Here, in a few beautiful sentences, Australian writer Lisa Southgate unknots the messy shoelaces of belonging and home.
Perhaps the feeling of home is as unattainable as a feeling of real belonging especially when so many of us are part of what Pico Iyer calls the global tribe, living outside our country of birth. And as we move around the world with seeming physical ease, the emotional and psychological burden become more pressing. Questions like who are weand how do we make meaning out of this mobility? sit with clarity among our 4am thoughts. We understand we can’t belong as others might. Yet we can still embrace the blowing leaves of belonging that flutter past when we least expect them.
And we can learn from others like Southgate who lives in her home town and still finds belonging elusive, illustrating that as humans we aren’t so different after all. That some desire for belonging is part of our human condition. That place isn’t everything.
Southgate, who feels out of step with her generation, finds a thin sleeve of belonging on her living room floor, at home, when she reluctantly opens her front door to a stray dog.
”I think I always had a problem with feeling I belonged and don’t think I even felt I belonged except for an unexpected moment ten or eleven years ago after a stray dog adopted me.”It was Sunday afternoon evening and I was lying on the thin old carpet in our lounge room watching `sci fi’ with my son Matthew and the dog, a Stafffordshire terrier, lay down on the floor next to me, back to back.”
”I could feel the weight of this dog along my spine and felt an immeasurable comfort that I hadn’t felt since I was a little child. I felt that I was surrounded by people and things that I was supposed to be surrounded by and I finally felt that I was in the right place. I think that is my one big moment of belonging. For a moment I felt like I belonged.
”After that, going for walks with Gretel gave me various levels of that feeling. It might have evoked being a child and being safe or it might have been the unconditional acceptance that a dog brings to that relationship.

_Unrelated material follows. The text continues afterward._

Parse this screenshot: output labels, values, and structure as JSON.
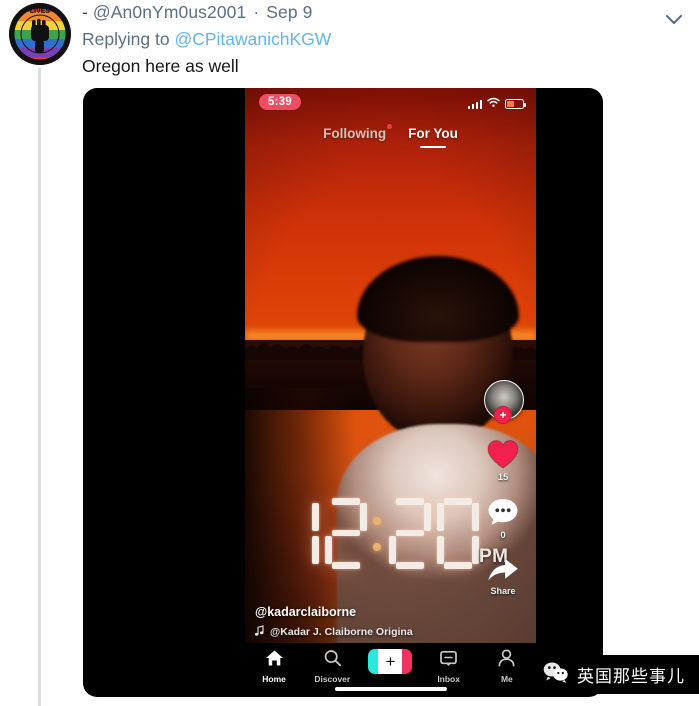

”I haven’t had that feeling since Gretel died. What was amazing is that she was this breed of dog I considered dangerous and would never have owned. I didn’t even want a dog — but she chose me.”